The Kiwi dairy farmers-turned hemp growersNovember 11th, 2019
Raised by his grandparents on a dairy farm, on the South Island’s West Coast, Aaron has been milking cows since he was six years old. For the past few years, Aaron and his partner Sarah have been converting more and more of their land to grow hemp to fuel their budding hemp-product business, Larrys Gold.
It all stemmed from Aaron’s research into eating for health and wellness back in 2013, which led him to eating plant-based. Aaron had never felt better, he was hooked. When he met partner Sarah a few years later, he convinced her to give it a go too. A former personal trainer, Sarah had always been led to believe that you need to get your protein from lean meats and poultry, so she did her own research and then put it to the test. “I got fitter, faster and stronger with less training and just felt so much better. The mind becomes much clearer and you have so much more energy.”

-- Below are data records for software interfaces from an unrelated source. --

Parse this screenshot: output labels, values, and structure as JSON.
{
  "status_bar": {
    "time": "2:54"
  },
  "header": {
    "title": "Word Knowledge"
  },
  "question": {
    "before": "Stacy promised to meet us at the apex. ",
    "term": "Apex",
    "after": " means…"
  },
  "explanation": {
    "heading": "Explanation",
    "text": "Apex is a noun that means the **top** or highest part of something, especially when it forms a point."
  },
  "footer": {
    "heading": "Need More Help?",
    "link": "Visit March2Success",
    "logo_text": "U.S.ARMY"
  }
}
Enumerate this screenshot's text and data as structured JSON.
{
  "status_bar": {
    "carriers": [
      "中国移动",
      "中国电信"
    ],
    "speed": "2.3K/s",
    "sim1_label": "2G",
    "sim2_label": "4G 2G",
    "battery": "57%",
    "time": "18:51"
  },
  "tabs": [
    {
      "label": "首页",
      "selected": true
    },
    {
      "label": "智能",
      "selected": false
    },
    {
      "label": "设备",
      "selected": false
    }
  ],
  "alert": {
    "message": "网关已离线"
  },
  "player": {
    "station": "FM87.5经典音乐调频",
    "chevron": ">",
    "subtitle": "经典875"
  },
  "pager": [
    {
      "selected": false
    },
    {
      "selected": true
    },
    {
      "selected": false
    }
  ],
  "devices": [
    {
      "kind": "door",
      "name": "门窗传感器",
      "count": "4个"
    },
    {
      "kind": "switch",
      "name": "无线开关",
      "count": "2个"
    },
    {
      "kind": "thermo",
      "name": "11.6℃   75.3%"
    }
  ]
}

After two years dating Aaron, Sarah gave up her job in the bank to work on the dairy farm. That’s when her food choices became more than just about her health and Aaron and Sarah made the decision to work to provide a healthy, environmentally sustainable product, that didn’t exploit animals.
“It really opened my eyes up to what the cows have to go through, in order to produce milk.”
That’s when hemp came into the picture. They discovered that hemp is the world’s most nutrient dense plant, that it absorbs more CO2 per hectare than other commercial crops, that the entire plant – from root to tip – has tens of thousands of uses.
“Hemp ticks all those boxes and is a plant that we are both extremely passionate about. Meat and dairy is not good for human health and we need more good quality, organic, fresh produce made available. You can grow more food per hectare which means the more we produce, the more affordable it is for those who really need good quality fresh fruits and vegetables. In turn this means farmers are not pushing their land or animals too hard in order to produce enough milk solids to survive financially.”
But Aaron and Sarah’s journey doesn’t end there. There is still some growing to do before they can convert 100 percent to a plant-based business. “Financially, dairy farming is very hard and because we are young and have debt we don’t want to borrow anymore so we are taking things slow with the hemp because we have no other choice than to take it slow.”
“We are in it for the long haul and hopefully as more people hear about us and understand our story and how passionate we are about the animals, human health and the environment that our business will be supported so we can make the full transition.”